▸ SUPPLIED MATERIAL
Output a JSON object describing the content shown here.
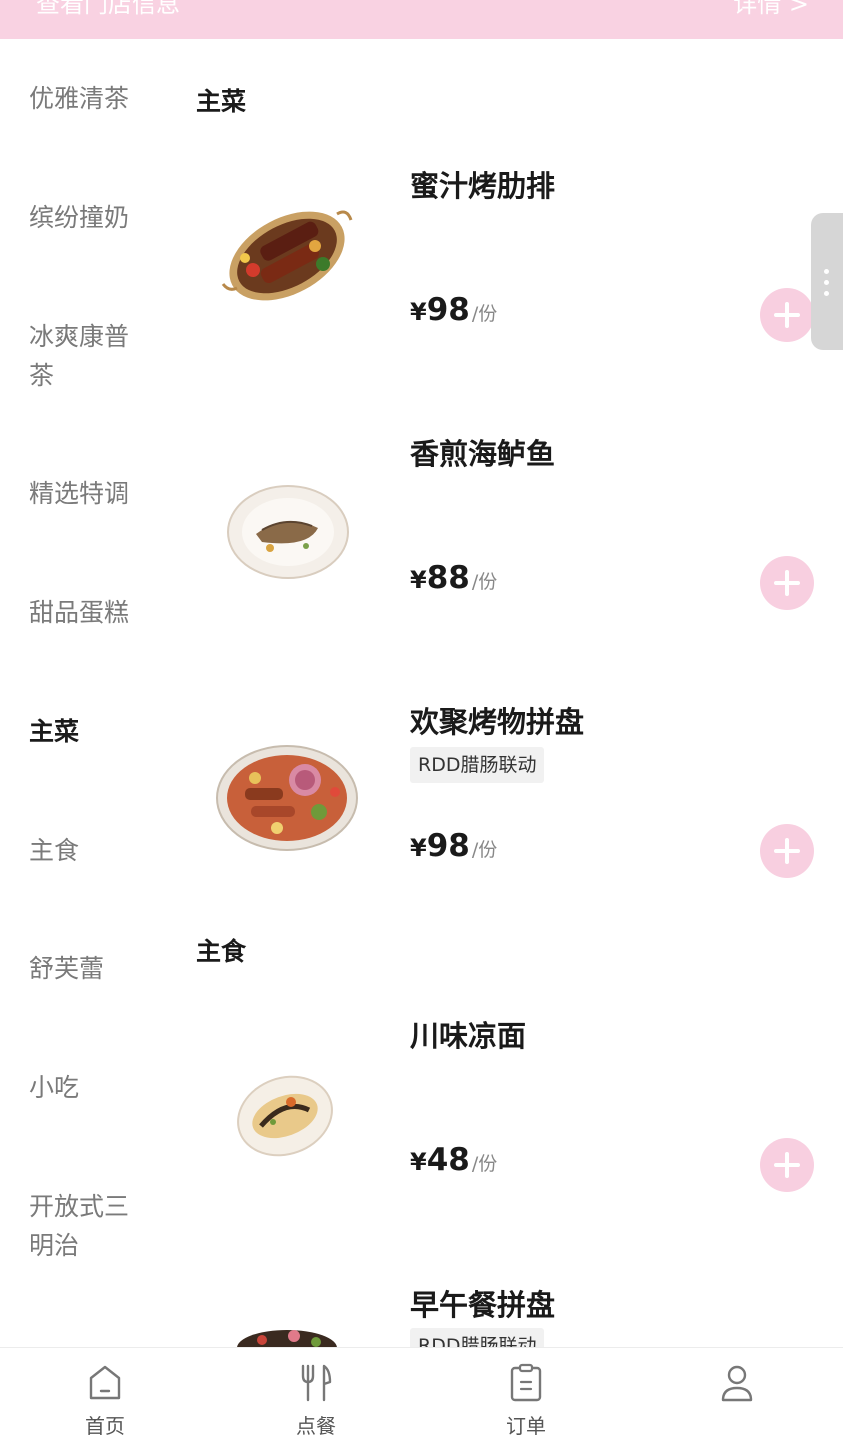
{
  "banner": {
    "left_text": "查看门店信息",
    "right_text": "详情 >"
  },
  "sidebar": {
    "categories": [
      {
        "label": "优雅清茶"
      },
      {
        "label": "缤纷撞奶"
      },
      {
        "label": "冰爽康普茶"
      },
      {
        "label": "精选特调"
      },
      {
        "label": "甜品蛋糕"
      },
      {
        "label": "主菜"
      },
      {
        "label": "主食"
      },
      {
        "label": "舒芙蕾"
      },
      {
        "label": "小吃"
      },
      {
        "label": "开放式三明治"
      }
    ],
    "active": "主菜"
  },
  "sections": [
    {
      "title": "主菜",
      "dishes": [
        {
          "name": "蜜汁烤肋排",
          "tag": "",
          "currency": "¥",
          "price": "98",
          "unit": "/份"
        },
        {
          "name": "香煎海鲈鱼",
          "tag": "",
          "currency": "¥",
          "price": "88",
          "unit": "/份"
        },
        {
          "name": "欢聚烤物拼盘",
          "tag": "RDD腊肠联动",
          "currency": "¥",
          "price": "98",
          "unit": "/份"
        }
      ]
    },
    {
      "title": "主食",
      "dishes": [
        {
          "name": "川味凉面",
          "tag": "",
          "currency": "¥",
          "price": "48",
          "unit": "/份"
        },
        {
          "name": "早午餐拼盘",
          "tag": "RDD腊肠联动",
          "currency": "¥",
          "price": "",
          "unit": ""
        }
      ]
    }
  ],
  "tabbar": {
    "items": [
      {
        "label": "首页",
        "icon": "home-icon"
      },
      {
        "label": "点餐",
        "icon": "fork-knife-icon"
      },
      {
        "label": "订单",
        "icon": "order-list-icon"
      },
      {
        "label": "",
        "icon": "user-icon"
      }
    ]
  },
  "colors": {
    "accent_pink": "#f8cfe0",
    "banner_pink": "#f9d2e2"
  }
}
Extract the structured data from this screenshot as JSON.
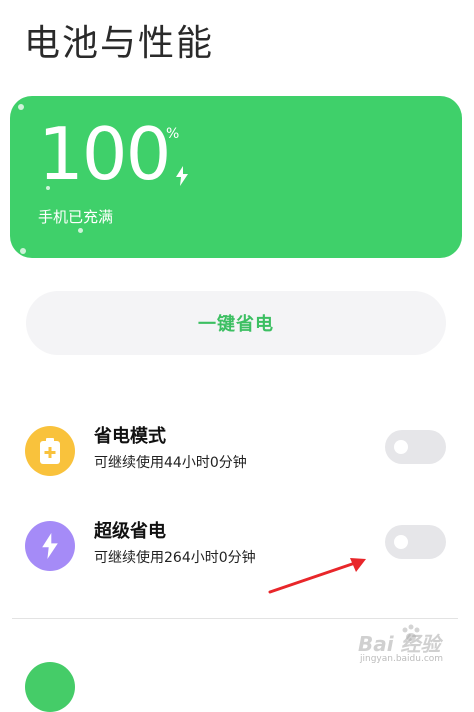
{
  "page": {
    "title": "电池与性能"
  },
  "battery": {
    "level": "100",
    "percent_sign": "%",
    "status": "手机已充满",
    "card_color": "#3fd06a",
    "charging_icon": "lightning-bolt-icon"
  },
  "one_key_saver": {
    "label": "一键省电",
    "text_color": "#3cbf62"
  },
  "settings": [
    {
      "title": "省电模式",
      "subtitle": "可继续使用44小时0分钟",
      "icon": "battery-plus-icon",
      "icon_color": "#f9c23c",
      "enabled": false
    },
    {
      "title": "超级省电",
      "subtitle": "可继续使用264小时0分钟",
      "icon": "lightning-bolt-icon",
      "icon_color": "#a58bf7",
      "enabled": false
    }
  ],
  "annotation": {
    "arrow_color": "#e8262a"
  },
  "watermark": {
    "main": "Bai 经验",
    "sub": "jingyan.baidu.com"
  }
}
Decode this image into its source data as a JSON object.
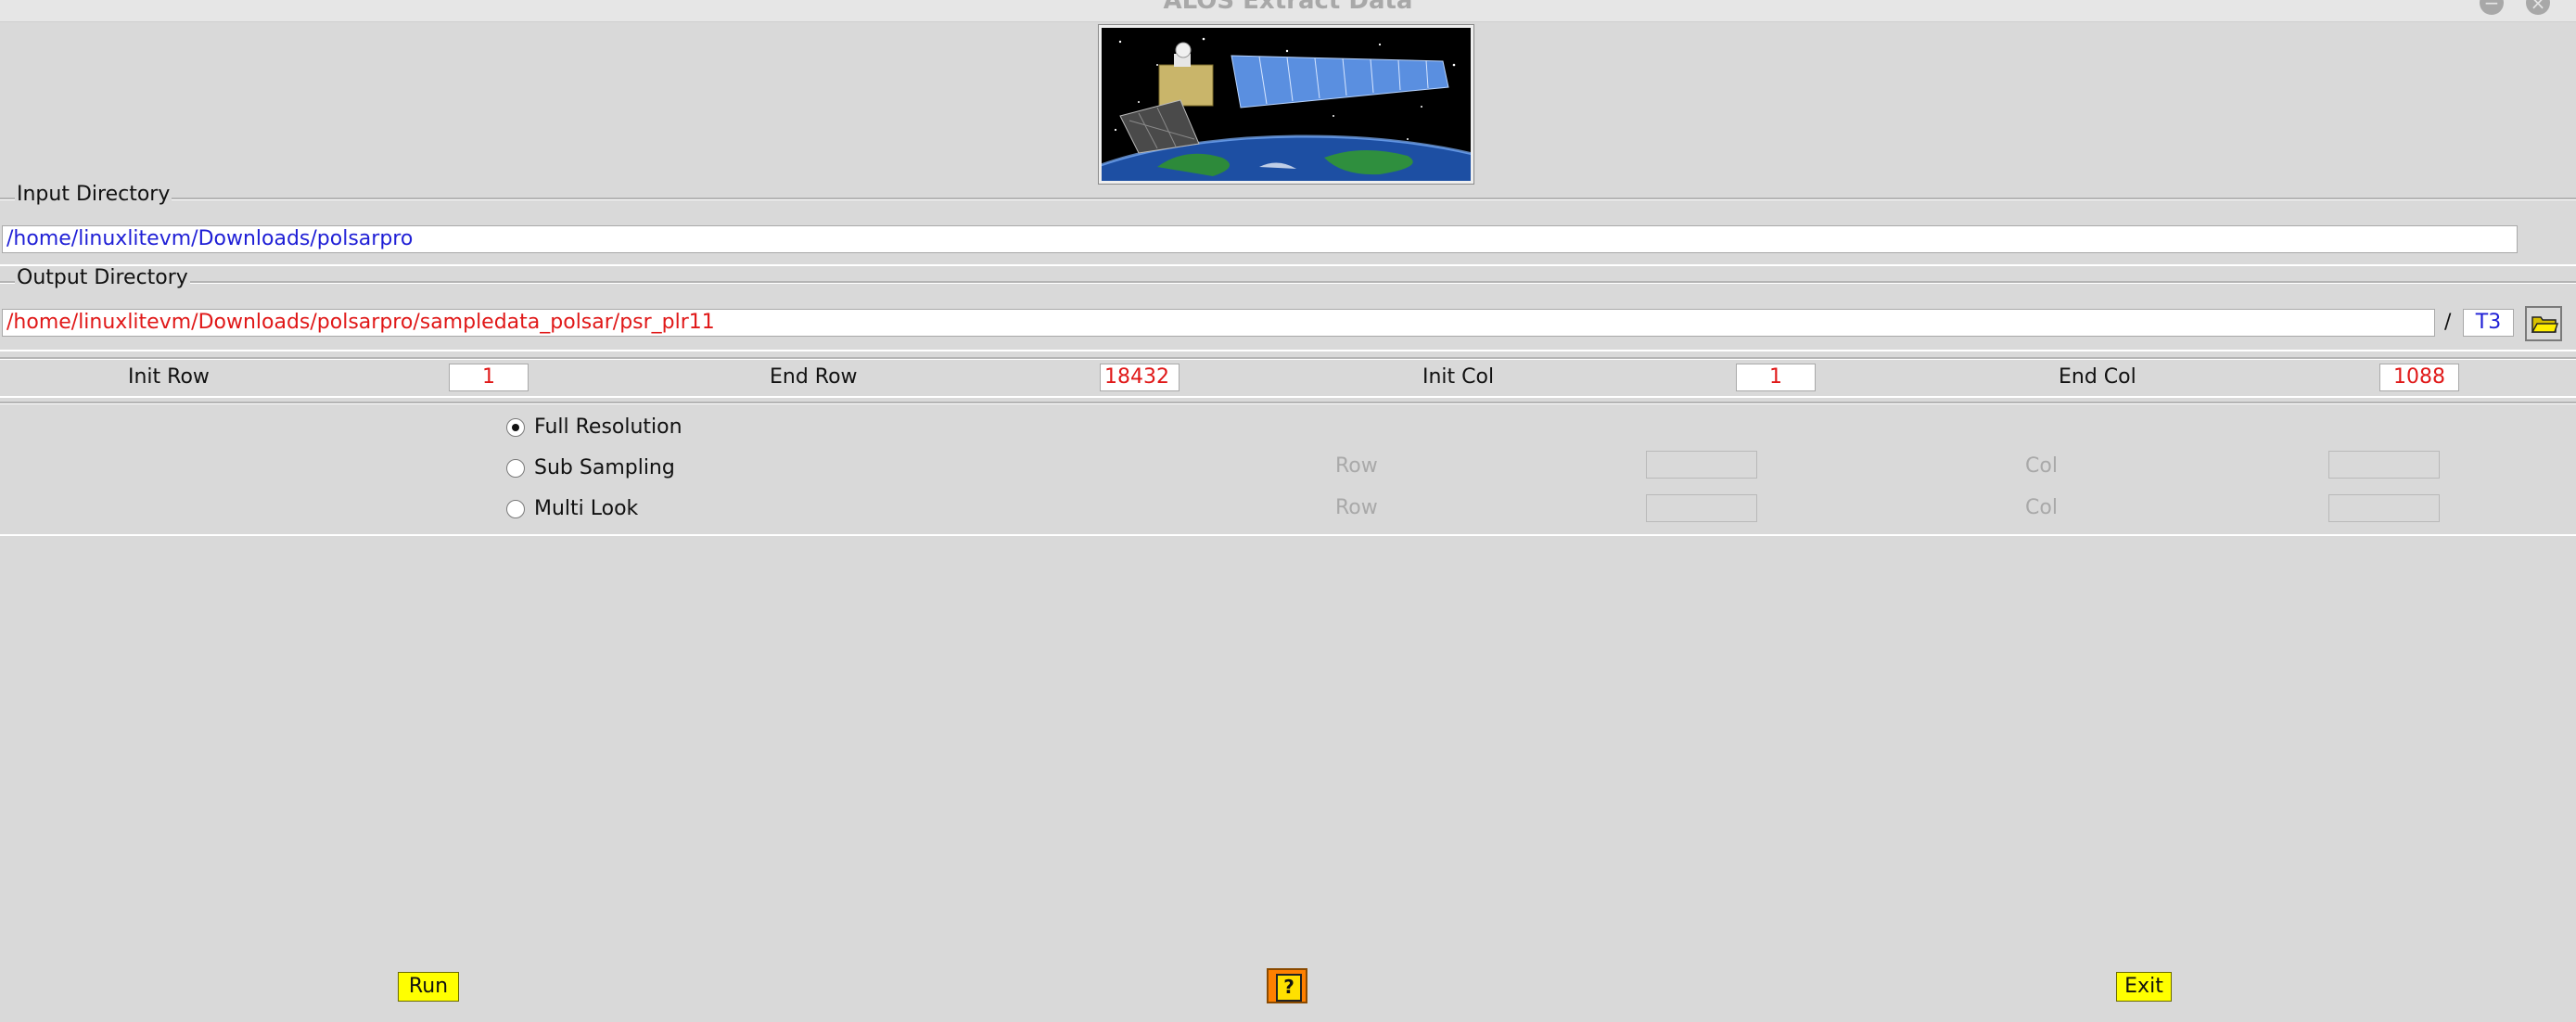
{
  "window": {
    "title": "ALOS Extract Data"
  },
  "input_dir": {
    "legend": "Input Directory",
    "path": "/home/linuxlitevm/Downloads/polsarpro"
  },
  "output_dir": {
    "legend": "Output Directory",
    "path": "/home/linuxlitevm/Downloads/polsarpro/sampledata_polsar/psr_plr11",
    "separator": "/",
    "suffix": "T3"
  },
  "rows_cols": {
    "init_row_label": "Init Row",
    "init_row": "1",
    "end_row_label": "End Row",
    "end_row": "18432",
    "init_col_label": "Init Col",
    "init_col": "1",
    "end_col_label": "End Col",
    "end_col": "1088"
  },
  "resolution": {
    "selected": "full",
    "full_label": "Full Resolution",
    "sub_label": "Sub Sampling",
    "multi_label": "Multi Look",
    "row_label": "Row",
    "col_label": "Col"
  },
  "buttons": {
    "run": "Run",
    "help": "?",
    "exit": "Exit"
  },
  "icons": {
    "folder": "folder-open-icon",
    "help": "help-icon"
  },
  "colors": {
    "input_path": "#1f1fd6",
    "output_path": "#e01818",
    "button_bg": "#ffff00",
    "help_bg": "#ff8000"
  }
}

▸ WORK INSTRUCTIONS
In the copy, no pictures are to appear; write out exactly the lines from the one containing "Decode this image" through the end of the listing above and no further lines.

▸ SOLUTION TO THIS PROBLEM
Decode this image into its source data as a JSON object.
{
  "window": {
    "title": "ALOS Extract Data"
  },
  "input_dir": {
    "legend": "Input Directory",
    "path": "/home/linuxlitevm/Downloads/polsarpro"
  },
  "output_dir": {
    "legend": "Output Directory",
    "path": "/home/linuxlitevm/Downloads/polsarpro/sampledata_polsar/psr_plr11",
    "separator": "/",
    "suffix": "T3"
  },
  "rows_cols": {
    "init_row_label": "Init Row",
    "init_row": "1",
    "end_row_label": "End Row",
    "end_row": "18432",
    "init_col_label": "Init Col",
    "init_col": "1",
    "end_col_label": "End Col",
    "end_col": "1088"
  },
  "resolution": {
    "selected": "full",
    "full_label": "Full Resolution",
    "sub_label": "Sub Sampling",
    "multi_label": "Multi Look",
    "row_label": "Row",
    "col_label": "Col"
  },
  "buttons": {
    "run": "Run",
    "help": "?",
    "exit": "Exit"
  },
  "icons": {
    "folder": "folder-open-icon",
    "help": "help-icon"
  },
  "colors": {
    "input_path": "#1f1fd6",
    "output_path": "#e01818",
    "button_bg": "#ffff00",
    "help_bg": "#ff8000"
  }
}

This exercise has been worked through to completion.